───── INPUT DATA
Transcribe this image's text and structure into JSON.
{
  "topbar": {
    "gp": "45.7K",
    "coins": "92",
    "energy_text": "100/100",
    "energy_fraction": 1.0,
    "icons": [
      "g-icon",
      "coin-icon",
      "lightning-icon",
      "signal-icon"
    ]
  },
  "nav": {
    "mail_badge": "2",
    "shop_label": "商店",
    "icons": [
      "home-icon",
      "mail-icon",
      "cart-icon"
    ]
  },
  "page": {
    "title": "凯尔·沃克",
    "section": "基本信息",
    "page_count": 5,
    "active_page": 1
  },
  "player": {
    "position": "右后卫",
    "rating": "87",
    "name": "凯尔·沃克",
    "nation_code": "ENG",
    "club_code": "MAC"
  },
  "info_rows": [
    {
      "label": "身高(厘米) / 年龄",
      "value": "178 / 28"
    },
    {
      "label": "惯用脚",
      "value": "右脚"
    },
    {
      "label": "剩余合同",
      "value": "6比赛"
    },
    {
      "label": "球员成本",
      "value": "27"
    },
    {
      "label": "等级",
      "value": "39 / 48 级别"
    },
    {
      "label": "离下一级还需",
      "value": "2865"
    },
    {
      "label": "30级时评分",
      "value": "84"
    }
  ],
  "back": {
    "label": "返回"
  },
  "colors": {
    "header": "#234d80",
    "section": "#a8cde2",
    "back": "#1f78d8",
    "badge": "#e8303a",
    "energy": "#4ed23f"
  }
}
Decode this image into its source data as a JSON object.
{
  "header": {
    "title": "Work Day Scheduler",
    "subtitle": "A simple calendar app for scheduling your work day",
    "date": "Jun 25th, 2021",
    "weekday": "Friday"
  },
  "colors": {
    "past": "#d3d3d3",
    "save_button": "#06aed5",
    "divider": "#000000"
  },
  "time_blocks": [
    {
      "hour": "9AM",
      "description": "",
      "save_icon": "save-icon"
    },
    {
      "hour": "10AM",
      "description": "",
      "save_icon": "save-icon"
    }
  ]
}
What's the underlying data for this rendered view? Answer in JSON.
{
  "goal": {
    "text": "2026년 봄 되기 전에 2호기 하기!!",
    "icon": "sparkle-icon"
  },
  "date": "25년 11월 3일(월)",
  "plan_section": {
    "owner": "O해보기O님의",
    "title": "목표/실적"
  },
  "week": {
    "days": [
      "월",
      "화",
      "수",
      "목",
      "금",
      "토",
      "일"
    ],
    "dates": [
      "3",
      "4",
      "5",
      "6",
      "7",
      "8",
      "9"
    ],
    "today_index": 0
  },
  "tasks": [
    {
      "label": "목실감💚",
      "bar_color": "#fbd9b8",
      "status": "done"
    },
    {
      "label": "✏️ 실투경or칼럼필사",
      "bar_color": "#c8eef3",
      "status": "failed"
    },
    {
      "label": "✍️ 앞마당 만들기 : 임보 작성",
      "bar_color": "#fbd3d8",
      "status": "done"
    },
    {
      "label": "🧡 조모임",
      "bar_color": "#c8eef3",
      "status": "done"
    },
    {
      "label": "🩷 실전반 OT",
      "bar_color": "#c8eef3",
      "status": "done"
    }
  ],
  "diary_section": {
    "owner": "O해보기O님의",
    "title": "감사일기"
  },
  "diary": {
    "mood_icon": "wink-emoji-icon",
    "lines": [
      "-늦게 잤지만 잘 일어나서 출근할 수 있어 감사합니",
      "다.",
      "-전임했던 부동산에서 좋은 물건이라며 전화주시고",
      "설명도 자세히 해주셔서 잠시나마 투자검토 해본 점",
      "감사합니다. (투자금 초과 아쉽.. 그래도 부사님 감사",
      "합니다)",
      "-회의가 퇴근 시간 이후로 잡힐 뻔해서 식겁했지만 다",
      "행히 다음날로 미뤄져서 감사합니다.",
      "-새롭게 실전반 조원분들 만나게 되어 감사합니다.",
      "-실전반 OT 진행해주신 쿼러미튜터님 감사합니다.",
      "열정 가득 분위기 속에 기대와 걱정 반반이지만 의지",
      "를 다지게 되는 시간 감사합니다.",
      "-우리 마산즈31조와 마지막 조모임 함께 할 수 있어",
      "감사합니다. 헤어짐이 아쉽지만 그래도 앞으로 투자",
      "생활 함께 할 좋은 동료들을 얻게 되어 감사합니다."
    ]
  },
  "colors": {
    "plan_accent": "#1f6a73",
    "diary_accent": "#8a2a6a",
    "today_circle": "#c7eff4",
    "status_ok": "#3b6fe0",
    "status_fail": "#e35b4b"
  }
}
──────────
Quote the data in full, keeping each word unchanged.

*EXPECTED ANSWER*:
Transcribe this image's text and structure into JSON.
{
  "topbar": {
    "gp": "45.7K",
    "coins": "92",
    "energy_text": "100/100",
    "energy_fraction": 1.0,
    "icons": [
      "g-icon",
      "coin-icon",
      "lightning-icon",
      "signal-icon"
    ]
  },
  "nav": {
    "mail_badge": "2",
    "shop_label": "商店",
    "icons": [
      "home-icon",
      "mail-icon",
      "cart-icon"
    ]
  },
  "page": {
    "title": "凯尔·沃克",
    "section": "基本信息",
    "page_count": 5,
    "active_page": 1
  },
  "player": {
    "position": "右后卫",
    "rating": "87",
    "name": "凯尔·沃克",
    "nation_code": "ENG",
    "club_code": "MAC"
  },
  "info_rows": [
    {
      "label": "身高(厘米) / 年龄",
      "value": "178 / 28"
    },
    {
      "label": "惯用脚",
      "value": "右脚"
    },
    {
      "label": "剩余合同",
      "value": "6比赛"
    },
    {
      "label": "球员成本",
      "value": "27"
    },
    {
      "label": "等级",
      "value": "39 / 48 级别"
    },
    {
      "label": "离下一级还需",
      "value": "2865"
    },
    {
      "label": "30级时评分",
      "value": "84"
    }
  ],
  "back": {
    "label": "返回"
  },
  "colors": {
    "header": "#234d80",
    "section": "#a8cde2",
    "back": "#1f78d8",
    "badge": "#e8303a",
    "energy": "#4ed23f"
  }
}
Decode this image into its source data as a JSON object.
{
  "header": {
    "title": "Work Day Scheduler",
    "subtitle": "A simple calendar app for scheduling your work day",
    "date": "Jun 25th, 2021",
    "weekday": "Friday"
  },
  "colors": {
    "past": "#d3d3d3",
    "save_button": "#06aed5",
    "divider": "#000000"
  },
  "time_blocks": [
    {
      "hour": "9AM",
      "description": "",
      "save_icon": "save-icon"
    },
    {
      "hour": "10AM",
      "description": "",
      "save_icon": "save-icon"
    }
  ]
}
What's the underlying data for this rendered view? Answer in JSON.
{
  "goal": {
    "text": "2026년 봄 되기 전에 2호기 하기!!",
    "icon": "sparkle-icon"
  },
  "date": "25년 11월 3일(월)",
  "plan_section": {
    "owner": "O해보기O님의",
    "title": "목표/실적"
  },
  "week": {
    "days": [
      "월",
      "화",
      "수",
      "목",
      "금",
      "토",
      "일"
    ],
    "dates": [
      "3",
      "4",
      "5",
      "6",
      "7",
      "8",
      "9"
    ],
    "today_index": 0
  },
  "tasks": [
    {
      "label": "목실감💚",
      "bar_color": "#fbd9b8",
      "status": "done"
    },
    {
      "label": "✏️ 실투경or칼럼필사",
      "bar_color": "#c8eef3",
      "status": "failed"
    },
    {
      "label": "✍️ 앞마당 만들기 : 임보 작성",
      "bar_color": "#fbd3d8",
      "status": "done"
    },
    {
      "label": "🧡 조모임",
      "bar_color": "#c8eef3",
      "status": "done"
    },
    {
      "label": "🩷 실전반 OT",
      "bar_color": "#c8eef3",
      "status": "done"
    }
  ],
  "diary_section": {
    "owner": "O해보기O님의",
    "title": "감사일기"
  },
  "diary": {
    "mood_icon": "wink-emoji-icon",
    "lines": [
      "-늦게 잤지만 잘 일어나서 출근할 수 있어 감사합니",
      "다.",
      "-전임했던 부동산에서 좋은 물건이라며 전화주시고",
      "설명도 자세히 해주셔서 잠시나마 투자검토 해본 점",
      "감사합니다. (투자금 초과 아쉽.. 그래도 부사님 감사",
      "합니다)",
      "-회의가 퇴근 시간 이후로 잡힐 뻔해서 식겁했지만 다",
      "행히 다음날로 미뤄져서 감사합니다.",
      "-새롭게 실전반 조원분들 만나게 되어 감사합니다.",
      "-실전반 OT 진행해주신 쿼러미튜터님 감사합니다.",
      "열정 가득 분위기 속에 기대와 걱정 반반이지만 의지",
      "를 다지게 되는 시간 감사합니다.",
      "-우리 마산즈31조와 마지막 조모임 함께 할 수 있어",
      "감사합니다. 헤어짐이 아쉽지만 그래도 앞으로 투자",
      "생활 함께 할 좋은 동료들을 얻게 되어 감사합니다."
    ]
  },
  "colors": {
    "plan_accent": "#1f6a73",
    "diary_accent": "#8a2a6a",
    "today_circle": "#c7eff4",
    "status_ok": "#3b6fe0",
    "status_fail": "#e35b4b"
  }
}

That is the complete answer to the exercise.